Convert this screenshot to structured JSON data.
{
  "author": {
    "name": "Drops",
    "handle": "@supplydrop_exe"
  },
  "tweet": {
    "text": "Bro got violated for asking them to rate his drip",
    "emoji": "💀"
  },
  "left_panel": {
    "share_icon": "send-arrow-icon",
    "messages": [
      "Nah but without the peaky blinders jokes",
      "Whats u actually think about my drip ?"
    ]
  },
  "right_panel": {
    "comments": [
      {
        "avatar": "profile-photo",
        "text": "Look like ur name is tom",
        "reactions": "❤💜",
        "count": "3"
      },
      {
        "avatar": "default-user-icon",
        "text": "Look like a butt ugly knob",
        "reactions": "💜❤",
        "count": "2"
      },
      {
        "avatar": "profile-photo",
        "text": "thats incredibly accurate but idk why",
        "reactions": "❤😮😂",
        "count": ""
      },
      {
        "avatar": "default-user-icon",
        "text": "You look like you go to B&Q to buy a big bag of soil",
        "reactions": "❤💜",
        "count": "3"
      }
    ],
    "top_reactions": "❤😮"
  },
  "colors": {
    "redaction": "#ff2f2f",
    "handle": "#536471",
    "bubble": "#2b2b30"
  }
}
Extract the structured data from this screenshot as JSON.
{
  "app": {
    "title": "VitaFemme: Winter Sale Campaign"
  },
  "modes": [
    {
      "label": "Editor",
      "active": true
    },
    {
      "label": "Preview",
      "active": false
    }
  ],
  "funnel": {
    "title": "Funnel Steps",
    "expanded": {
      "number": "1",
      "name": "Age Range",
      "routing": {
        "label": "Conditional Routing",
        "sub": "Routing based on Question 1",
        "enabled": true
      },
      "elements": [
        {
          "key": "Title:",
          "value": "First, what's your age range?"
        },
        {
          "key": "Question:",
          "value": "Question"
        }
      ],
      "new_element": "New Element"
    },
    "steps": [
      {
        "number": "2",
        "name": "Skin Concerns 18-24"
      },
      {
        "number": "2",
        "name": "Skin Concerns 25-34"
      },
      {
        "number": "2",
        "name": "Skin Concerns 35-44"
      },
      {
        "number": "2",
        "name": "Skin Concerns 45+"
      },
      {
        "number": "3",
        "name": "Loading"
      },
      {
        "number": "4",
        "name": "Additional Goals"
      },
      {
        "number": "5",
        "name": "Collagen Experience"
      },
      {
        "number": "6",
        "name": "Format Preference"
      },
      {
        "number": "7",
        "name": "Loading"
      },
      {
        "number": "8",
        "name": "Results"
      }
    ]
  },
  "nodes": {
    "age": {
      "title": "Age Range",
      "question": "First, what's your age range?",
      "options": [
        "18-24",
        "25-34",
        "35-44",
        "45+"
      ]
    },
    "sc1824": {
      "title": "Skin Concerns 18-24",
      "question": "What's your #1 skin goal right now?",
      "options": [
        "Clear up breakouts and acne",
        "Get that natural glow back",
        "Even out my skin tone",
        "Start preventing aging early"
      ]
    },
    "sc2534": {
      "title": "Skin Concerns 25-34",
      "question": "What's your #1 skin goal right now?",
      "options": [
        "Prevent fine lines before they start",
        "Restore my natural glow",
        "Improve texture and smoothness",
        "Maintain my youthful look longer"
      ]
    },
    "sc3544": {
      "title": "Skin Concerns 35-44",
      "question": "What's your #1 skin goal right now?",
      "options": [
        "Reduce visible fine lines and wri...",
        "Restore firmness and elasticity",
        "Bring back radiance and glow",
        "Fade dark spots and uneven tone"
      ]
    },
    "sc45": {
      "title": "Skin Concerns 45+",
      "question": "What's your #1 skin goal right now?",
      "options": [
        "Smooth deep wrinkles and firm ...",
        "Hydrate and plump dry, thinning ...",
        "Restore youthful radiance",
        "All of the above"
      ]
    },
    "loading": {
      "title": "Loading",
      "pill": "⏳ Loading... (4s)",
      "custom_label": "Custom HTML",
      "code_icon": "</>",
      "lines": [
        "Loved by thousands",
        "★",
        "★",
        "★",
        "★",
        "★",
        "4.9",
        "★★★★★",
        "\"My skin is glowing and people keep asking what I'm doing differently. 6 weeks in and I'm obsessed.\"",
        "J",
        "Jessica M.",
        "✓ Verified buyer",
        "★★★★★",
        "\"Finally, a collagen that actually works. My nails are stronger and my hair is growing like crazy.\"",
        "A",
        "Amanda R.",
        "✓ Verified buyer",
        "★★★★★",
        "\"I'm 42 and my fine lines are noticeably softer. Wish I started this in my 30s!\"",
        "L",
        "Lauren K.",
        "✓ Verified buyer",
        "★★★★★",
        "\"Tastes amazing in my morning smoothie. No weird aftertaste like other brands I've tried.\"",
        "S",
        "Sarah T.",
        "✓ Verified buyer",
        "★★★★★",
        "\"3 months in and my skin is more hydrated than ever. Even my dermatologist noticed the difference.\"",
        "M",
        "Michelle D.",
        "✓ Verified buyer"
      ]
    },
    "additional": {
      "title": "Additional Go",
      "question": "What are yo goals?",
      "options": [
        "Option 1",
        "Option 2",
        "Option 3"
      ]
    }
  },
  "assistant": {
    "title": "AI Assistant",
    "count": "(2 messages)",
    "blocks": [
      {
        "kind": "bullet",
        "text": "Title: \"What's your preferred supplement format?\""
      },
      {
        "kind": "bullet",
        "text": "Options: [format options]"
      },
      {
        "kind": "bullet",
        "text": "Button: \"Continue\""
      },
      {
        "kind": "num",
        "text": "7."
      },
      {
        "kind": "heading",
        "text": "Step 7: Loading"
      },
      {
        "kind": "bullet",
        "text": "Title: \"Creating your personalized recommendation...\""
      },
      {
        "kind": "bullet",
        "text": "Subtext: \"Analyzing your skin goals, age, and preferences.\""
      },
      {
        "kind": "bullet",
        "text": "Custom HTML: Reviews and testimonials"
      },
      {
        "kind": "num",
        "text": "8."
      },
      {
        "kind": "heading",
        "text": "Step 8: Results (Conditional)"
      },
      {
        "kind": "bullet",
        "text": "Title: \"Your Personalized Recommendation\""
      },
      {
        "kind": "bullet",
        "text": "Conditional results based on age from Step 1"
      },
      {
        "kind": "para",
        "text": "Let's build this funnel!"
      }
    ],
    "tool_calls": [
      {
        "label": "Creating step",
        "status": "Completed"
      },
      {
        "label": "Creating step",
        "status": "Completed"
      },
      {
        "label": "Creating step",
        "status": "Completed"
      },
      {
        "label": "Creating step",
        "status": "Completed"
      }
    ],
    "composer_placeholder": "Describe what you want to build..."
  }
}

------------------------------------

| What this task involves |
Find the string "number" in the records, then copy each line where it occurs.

| Reply |
      "number": "1",
        "number": "2",
        "number": "2",
        "number": "2",
        "number": "2",
        "number": "3",
        "number": "4",
        "number": "5",
        "number": "6",
        "number": "7",
        "number": "8",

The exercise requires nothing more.